“We have a wonderful OPPORTUNITY here folks, that may never come again. Donald Trump’s campaign statements, if nothing else, have SHOWN that ‘our views’ are NOT so ‘unpopular’ as the Political Correctness crowd have told everyone they are!”
- Rocky J. Suhayda, the head of the American Nazi Party
“Only Trump can turn back the brown tide, and thinking Whites know this.” 
- Endorsement for Trump in the neo-Nazi publication VNN
Not-accidental usage of the Star of David

So of course, bullying is on the rise in schools across the country. The Klan is marching triumphantly. High school students are declaring “white power” to minority classmates. Muslim women wearing hijabs have been violently threatened. Swastikas are appearing on store fronts. An anti-Semite will be a Senior Strategist in the White House. Every sociopath and bully and misogynist and neo-Nazi now feels vindicated by a kindred spirit in the White House, and the stories of disgusting hatred following the election keep piling up.

People are terrified. Suicide hotlines are receiving record numbers of calls. Children are scared that their parents will be deported. Muslim women are afraid to wear head scarves in public. These fears are completely rational. And it’s just the beginning.

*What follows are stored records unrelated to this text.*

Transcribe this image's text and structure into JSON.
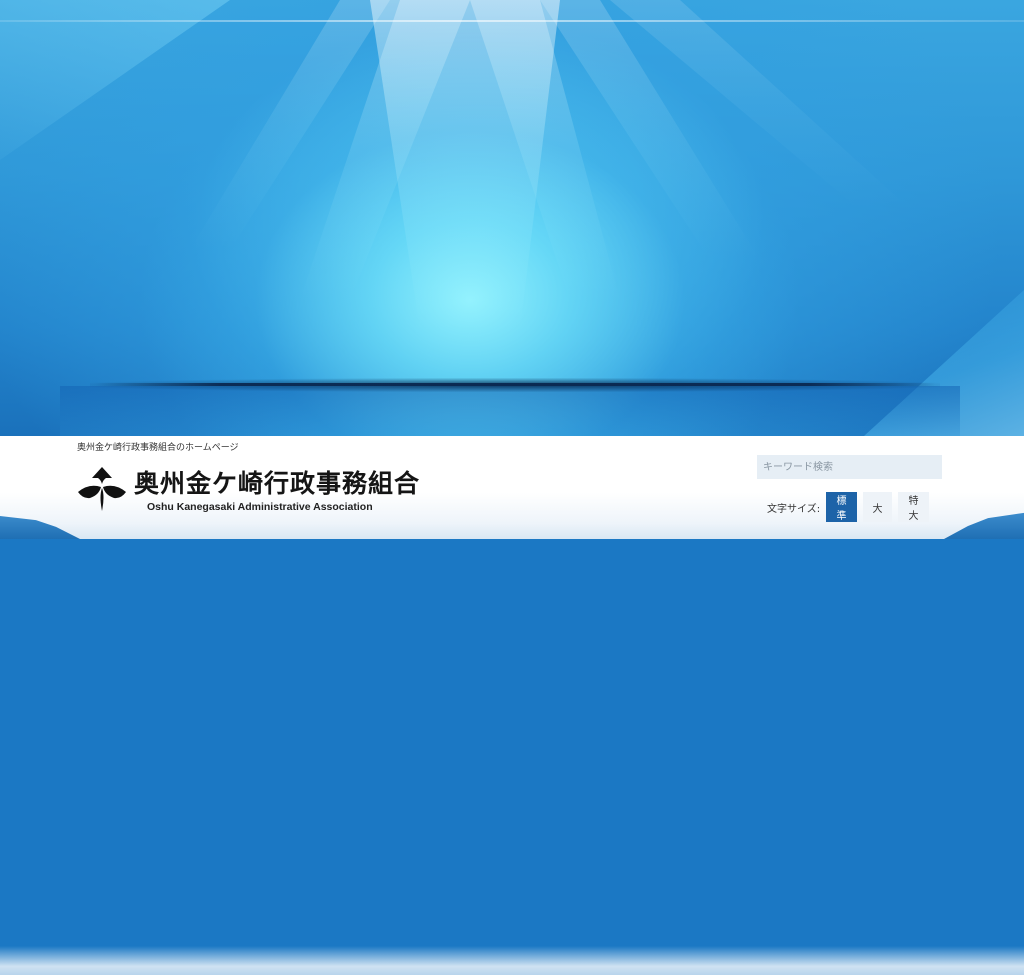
{
  "header": {
    "tagline": "奥州金ケ崎行政事務組合のホームページ",
    "title": "奥州金ケ崎行政事務組合",
    "subtitle": "Oshu Kanegasaki Administrative Association",
    "logo_icon": "emblem-icon"
  },
  "search": {
    "placeholder": "キーワード検索",
    "value": ""
  },
  "font_size": {
    "label": "文字サイズ:",
    "options": [
      "標準",
      "大",
      "特大"
    ],
    "selected": "標準"
  },
  "colors": {
    "hero_light": "#9af5ff",
    "hero_dark": "#1a71bb",
    "selected_button": "#1d63a8",
    "button_bg": "#eef3f8"
  }
}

These were not accidental side effects — they were essential to the movement. Trump’s rallies were scenes of racist vitriol and violence and Trump egged it all on. “I’d like to punch him in the face,” Trump told a rally about a protester. “In the old days, they would be carried out on a stretcher.”

The people who voted for Trump accepted this, vindicated it, and need to reckon with the consequences.

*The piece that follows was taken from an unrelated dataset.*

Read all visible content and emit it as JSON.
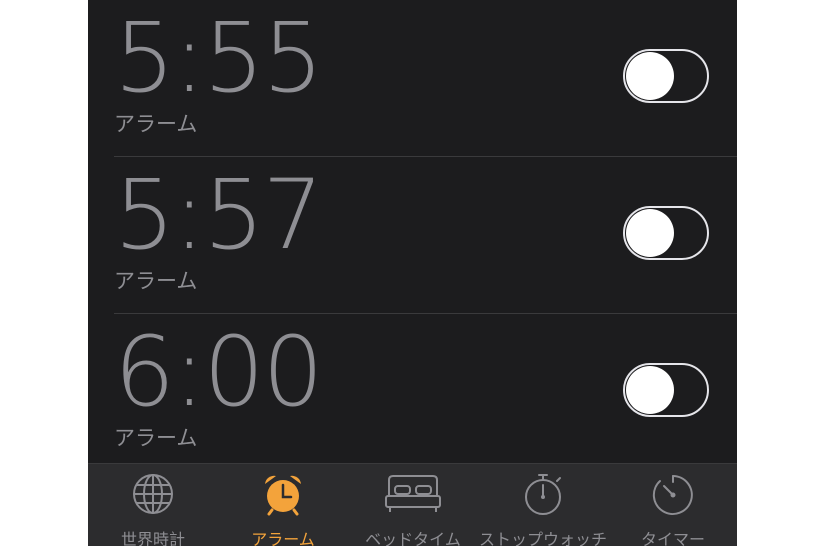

This election was about more than the usual politics. This election was about whether good people have the courage — even at personal cost — to stand for basic human decency, and for the value that all people deserve dignity.

And the 28% of Jews who voted for Trump said, No. Each for their own reason said that something — maybe the Republican party’s past relationship to Israel, or a tax cut, or a job lost to trade, or the corruption of the establishment — made it OK to build a populist movement by denigrating and threatening other people.

Like many Germans in 1930, who just wanted good jobs and stability, the Jews who voted for Trump are not all bigots. There were economists and experts who supported the Nazi platform too, and plenty of voters who were just sick of the status quo. We have nothing to do with those bad apples, they could say. The other candidates weren’t perfect. But ultimately, in casting their vote for the Nazis, they eschewed the path of righteousness.

If you are Jewish and voted for Trump, know that you stood on the side of, and empowered, a movement of vicious hatred. You have no moral authority to complain the next time a swastika is spray-painted on a synagogue door, or the next time a Jew is attacked for wearing a yarmulke. You legitimized all of these people. You supported the leader of a movement based on their resentment. The next time you wonder how good people in Europe could have stood by as the Jews were scapegoated and rounded up and deported, look in the mirror.